BEGIN MATERIAL FOR THIS TASK

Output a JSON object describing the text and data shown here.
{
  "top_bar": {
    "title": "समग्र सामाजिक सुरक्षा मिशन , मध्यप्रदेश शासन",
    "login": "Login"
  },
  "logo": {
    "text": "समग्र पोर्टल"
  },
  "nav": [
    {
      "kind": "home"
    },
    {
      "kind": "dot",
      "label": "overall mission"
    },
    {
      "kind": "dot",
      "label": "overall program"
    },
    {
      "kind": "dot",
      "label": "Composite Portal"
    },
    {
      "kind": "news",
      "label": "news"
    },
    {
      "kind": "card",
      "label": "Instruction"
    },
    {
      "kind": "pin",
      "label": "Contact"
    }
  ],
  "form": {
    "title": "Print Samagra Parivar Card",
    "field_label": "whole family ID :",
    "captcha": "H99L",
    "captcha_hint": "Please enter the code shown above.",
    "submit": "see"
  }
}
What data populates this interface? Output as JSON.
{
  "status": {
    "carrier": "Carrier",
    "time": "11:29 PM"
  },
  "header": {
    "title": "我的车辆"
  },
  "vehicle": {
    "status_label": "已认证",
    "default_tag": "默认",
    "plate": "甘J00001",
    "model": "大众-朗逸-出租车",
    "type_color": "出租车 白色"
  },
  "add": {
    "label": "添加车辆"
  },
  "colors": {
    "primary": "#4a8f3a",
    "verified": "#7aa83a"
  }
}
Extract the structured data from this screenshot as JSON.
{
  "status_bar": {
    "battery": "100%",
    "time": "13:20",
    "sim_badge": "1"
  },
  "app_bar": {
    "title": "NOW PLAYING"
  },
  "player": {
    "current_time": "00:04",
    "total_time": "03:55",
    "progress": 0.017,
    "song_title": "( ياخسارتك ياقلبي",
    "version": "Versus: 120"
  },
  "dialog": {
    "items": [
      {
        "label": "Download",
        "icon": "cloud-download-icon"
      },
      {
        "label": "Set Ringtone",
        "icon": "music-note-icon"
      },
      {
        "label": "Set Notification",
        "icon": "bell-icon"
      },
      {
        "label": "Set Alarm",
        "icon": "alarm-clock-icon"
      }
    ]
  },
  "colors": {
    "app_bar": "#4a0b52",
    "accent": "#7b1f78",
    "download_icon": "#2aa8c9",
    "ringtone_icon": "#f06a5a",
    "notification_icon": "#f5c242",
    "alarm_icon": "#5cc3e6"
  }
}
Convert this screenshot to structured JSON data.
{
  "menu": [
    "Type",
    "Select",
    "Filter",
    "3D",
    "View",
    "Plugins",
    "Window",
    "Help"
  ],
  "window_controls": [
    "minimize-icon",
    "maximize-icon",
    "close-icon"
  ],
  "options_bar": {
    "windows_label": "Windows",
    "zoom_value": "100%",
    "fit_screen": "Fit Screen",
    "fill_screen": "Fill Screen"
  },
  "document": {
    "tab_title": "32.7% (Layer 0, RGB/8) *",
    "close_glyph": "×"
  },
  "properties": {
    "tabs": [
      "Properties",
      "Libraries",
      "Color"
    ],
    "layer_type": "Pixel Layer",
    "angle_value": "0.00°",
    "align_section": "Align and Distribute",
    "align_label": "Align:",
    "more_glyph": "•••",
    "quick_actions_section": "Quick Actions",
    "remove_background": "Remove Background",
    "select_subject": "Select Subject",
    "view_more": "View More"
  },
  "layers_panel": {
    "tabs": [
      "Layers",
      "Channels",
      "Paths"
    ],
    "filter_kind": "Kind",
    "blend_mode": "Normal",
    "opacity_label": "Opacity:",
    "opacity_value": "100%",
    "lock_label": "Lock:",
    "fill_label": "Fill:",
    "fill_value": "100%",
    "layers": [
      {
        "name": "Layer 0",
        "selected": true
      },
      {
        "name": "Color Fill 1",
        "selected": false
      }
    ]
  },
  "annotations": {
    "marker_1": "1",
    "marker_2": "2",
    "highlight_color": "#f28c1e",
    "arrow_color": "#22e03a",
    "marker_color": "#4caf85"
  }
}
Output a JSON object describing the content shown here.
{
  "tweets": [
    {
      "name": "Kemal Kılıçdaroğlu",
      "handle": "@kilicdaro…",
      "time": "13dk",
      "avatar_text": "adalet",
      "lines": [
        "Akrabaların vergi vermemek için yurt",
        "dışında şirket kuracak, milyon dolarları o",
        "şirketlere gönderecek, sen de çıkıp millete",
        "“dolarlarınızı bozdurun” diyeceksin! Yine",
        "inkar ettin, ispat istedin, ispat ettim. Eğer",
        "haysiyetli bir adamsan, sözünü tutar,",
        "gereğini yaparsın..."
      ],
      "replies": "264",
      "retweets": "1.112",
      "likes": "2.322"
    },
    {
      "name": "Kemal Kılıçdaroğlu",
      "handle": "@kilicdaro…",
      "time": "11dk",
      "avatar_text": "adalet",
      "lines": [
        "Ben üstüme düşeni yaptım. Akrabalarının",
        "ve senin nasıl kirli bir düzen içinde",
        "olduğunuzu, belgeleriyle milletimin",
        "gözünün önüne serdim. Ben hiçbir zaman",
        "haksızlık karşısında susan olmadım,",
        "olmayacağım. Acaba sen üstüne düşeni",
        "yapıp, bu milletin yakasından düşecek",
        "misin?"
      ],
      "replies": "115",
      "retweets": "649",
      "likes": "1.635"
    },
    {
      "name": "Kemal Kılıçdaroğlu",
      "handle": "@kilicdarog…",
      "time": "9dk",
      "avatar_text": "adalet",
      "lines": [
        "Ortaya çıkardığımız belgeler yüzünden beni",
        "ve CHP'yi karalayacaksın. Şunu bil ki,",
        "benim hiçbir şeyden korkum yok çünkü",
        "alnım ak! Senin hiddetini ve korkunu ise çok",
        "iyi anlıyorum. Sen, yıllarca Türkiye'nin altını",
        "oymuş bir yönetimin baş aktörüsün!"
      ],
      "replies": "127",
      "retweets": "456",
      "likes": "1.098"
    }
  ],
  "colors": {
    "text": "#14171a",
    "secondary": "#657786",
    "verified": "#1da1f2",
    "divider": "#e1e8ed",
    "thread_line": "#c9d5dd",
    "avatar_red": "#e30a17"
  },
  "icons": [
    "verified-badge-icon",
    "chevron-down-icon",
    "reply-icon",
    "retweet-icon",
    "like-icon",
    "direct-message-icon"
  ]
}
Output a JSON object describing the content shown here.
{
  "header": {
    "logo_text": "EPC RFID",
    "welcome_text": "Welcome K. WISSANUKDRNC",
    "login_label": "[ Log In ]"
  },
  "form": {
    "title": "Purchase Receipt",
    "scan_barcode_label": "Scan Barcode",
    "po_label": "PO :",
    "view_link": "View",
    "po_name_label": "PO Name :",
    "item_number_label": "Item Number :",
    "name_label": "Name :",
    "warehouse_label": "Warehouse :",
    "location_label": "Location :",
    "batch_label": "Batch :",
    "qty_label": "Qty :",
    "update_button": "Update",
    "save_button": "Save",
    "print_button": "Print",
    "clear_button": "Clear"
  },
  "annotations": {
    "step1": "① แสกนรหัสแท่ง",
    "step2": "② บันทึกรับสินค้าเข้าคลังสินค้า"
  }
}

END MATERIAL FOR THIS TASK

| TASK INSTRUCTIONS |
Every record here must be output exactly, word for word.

| RESULT FOR THIS EXERCISE |
Output a JSON object describing the text and data shown here.
{
  "top_bar": {
    "title": "समग्र सामाजिक सुरक्षा मिशन , मध्यप्रदेश शासन",
    "login": "Login"
  },
  "logo": {
    "text": "समग्र पोर्टल"
  },
  "nav": [
    {
      "kind": "home"
    },
    {
      "kind": "dot",
      "label": "overall mission"
    },
    {
      "kind": "dot",
      "label": "overall program"
    },
    {
      "kind": "dot",
      "label": "Composite Portal"
    },
    {
      "kind": "news",
      "label": "news"
    },
    {
      "kind": "card",
      "label": "Instruction"
    },
    {
      "kind": "pin",
      "label": "Contact"
    }
  ],
  "form": {
    "title": "Print Samagra Parivar Card",
    "field_label": "whole family ID :",
    "captcha": "H99L",
    "captcha_hint": "Please enter the code shown above.",
    "submit": "see"
  }
}
What data populates this interface? Output as JSON.
{
  "status": {
    "carrier": "Carrier",
    "time": "11:29 PM"
  },
  "header": {
    "title": "我的车辆"
  },
  "vehicle": {
    "status_label": "已认证",
    "default_tag": "默认",
    "plate": "甘J00001",
    "model": "大众-朗逸-出租车",
    "type_color": "出租车 白色"
  },
  "add": {
    "label": "添加车辆"
  },
  "colors": {
    "primary": "#4a8f3a",
    "verified": "#7aa83a"
  }
}
Extract the structured data from this screenshot as JSON.
{
  "status_bar": {
    "battery": "100%",
    "time": "13:20",
    "sim_badge": "1"
  },
  "app_bar": {
    "title": "NOW PLAYING"
  },
  "player": {
    "current_time": "00:04",
    "total_time": "03:55",
    "progress": 0.017,
    "song_title": "( ياخسارتك ياقلبي",
    "version": "Versus: 120"
  },
  "dialog": {
    "items": [
      {
        "label": "Download",
        "icon": "cloud-download-icon"
      },
      {
        "label": "Set Ringtone",
        "icon": "music-note-icon"
      },
      {
        "label": "Set Notification",
        "icon": "bell-icon"
      },
      {
        "label": "Set Alarm",
        "icon": "alarm-clock-icon"
      }
    ]
  },
  "colors": {
    "app_bar": "#4a0b52",
    "accent": "#7b1f78",
    "download_icon": "#2aa8c9",
    "ringtone_icon": "#f06a5a",
    "notification_icon": "#f5c242",
    "alarm_icon": "#5cc3e6"
  }
}
Convert this screenshot to structured JSON data.
{
  "menu": [
    "Type",
    "Select",
    "Filter",
    "3D",
    "View",
    "Plugins",
    "Window",
    "Help"
  ],
  "window_controls": [
    "minimize-icon",
    "maximize-icon",
    "close-icon"
  ],
  "options_bar": {
    "windows_label": "Windows",
    "zoom_value": "100%",
    "fit_screen": "Fit Screen",
    "fill_screen": "Fill Screen"
  },
  "document": {
    "tab_title": "32.7% (Layer 0, RGB/8) *",
    "close_glyph": "×"
  },
  "properties": {
    "tabs": [
      "Properties",
      "Libraries",
      "Color"
    ],
    "layer_type": "Pixel Layer",
    "angle_value": "0.00°",
    "align_section": "Align and Distribute",
    "align_label": "Align:",
    "more_glyph": "•••",
    "quick_actions_section": "Quick Actions",
    "remove_background": "Remove Background",
    "select_subject": "Select Subject",
    "view_more": "View More"
  },
  "layers_panel": {
    "tabs": [
      "Layers",
      "Channels",
      "Paths"
    ],
    "filter_kind": "Kind",
    "blend_mode": "Normal",
    "opacity_label": "Opacity:",
    "opacity_value": "100%",
    "lock_label": "Lock:",
    "fill_label": "Fill:",
    "fill_value": "100%",
    "layers": [
      {
        "name": "Layer 0",
        "selected": true
      },
      {
        "name": "Color Fill 1",
        "selected": false
      }
    ]
  },
  "annotations": {
    "marker_1": "1",
    "marker_2": "2",
    "highlight_color": "#f28c1e",
    "arrow_color": "#22e03a",
    "marker_color": "#4caf85"
  }
}
Output a JSON object describing the content shown here.
{
  "tweets": [
    {
      "name": "Kemal Kılıçdaroğlu",
      "handle": "@kilicdaro…",
      "time": "13dk",
      "avatar_text": "adalet",
      "lines": [
        "Akrabaların vergi vermemek için yurt",
        "dışında şirket kuracak, milyon dolarları o",
        "şirketlere gönderecek, sen de çıkıp millete",
        "“dolarlarınızı bozdurun” diyeceksin! Yine",
        "inkar ettin, ispat istedin, ispat ettim. Eğer",
        "haysiyetli bir adamsan, sözünü tutar,",
        "gereğini yaparsın..."
      ],
      "replies": "264",
      "retweets": "1.112",
      "likes": "2.322"
    },
    {
      "name": "Kemal Kılıçdaroğlu",
      "handle": "@kilicdaro…",
      "time": "11dk",
      "avatar_text": "adalet",
      "lines": [
        "Ben üstüme düşeni yaptım. Akrabalarının",
        "ve senin nasıl kirli bir düzen içinde",
        "olduğunuzu, belgeleriyle milletimin",
        "gözünün önüne serdim. Ben hiçbir zaman",
        "haksızlık karşısında susan olmadım,",
        "olmayacağım. Acaba sen üstüne düşeni",
        "yapıp, bu milletin yakasından düşecek",
        "misin?"
      ],
      "replies": "115",
      "retweets": "649",
      "likes": "1.635"
    },
    {
      "name": "Kemal Kılıçdaroğlu",
      "handle": "@kilicdarog…",
      "time": "9dk",
      "avatar_text": "adalet",
      "lines": [
        "Ortaya çıkardığımız belgeler yüzünden beni",
        "ve CHP'yi karalayacaksın. Şunu bil ki,",
        "benim hiçbir şeyden korkum yok çünkü",
        "alnım ak! Senin hiddetini ve korkunu ise çok",
        "iyi anlıyorum. Sen, yıllarca Türkiye'nin altını",
        "oymuş bir yönetimin baş aktörüsün!"
      ],
      "replies": "127",
      "retweets": "456",
      "likes": "1.098"
    }
  ],
  "colors": {
    "text": "#14171a",
    "secondary": "#657786",
    "verified": "#1da1f2",
    "divider": "#e1e8ed",
    "thread_line": "#c9d5dd",
    "avatar_red": "#e30a17"
  },
  "icons": [
    "verified-badge-icon",
    "chevron-down-icon",
    "reply-icon",
    "retweet-icon",
    "like-icon",
    "direct-message-icon"
  ]
}
Output a JSON object describing the content shown here.
{
  "header": {
    "logo_text": "EPC RFID",
    "welcome_text": "Welcome K. WISSANUKDRNC",
    "login_label": "[ Log In ]"
  },
  "form": {
    "title": "Purchase Receipt",
    "scan_barcode_label": "Scan Barcode",
    "po_label": "PO :",
    "view_link": "View",
    "po_name_label": "PO Name :",
    "item_number_label": "Item Number :",
    "name_label": "Name :",
    "warehouse_label": "Warehouse :",
    "location_label": "Location :",
    "batch_label": "Batch :",
    "qty_label": "Qty :",
    "update_button": "Update",
    "save_button": "Save",
    "print_button": "Print",
    "clear_button": "Clear"
  },
  "annotations": {
    "step1": "① แสกนรหัสแท่ง",
    "step2": "② บันทึกรับสินค้าเข้าคลังสินค้า"
  }
}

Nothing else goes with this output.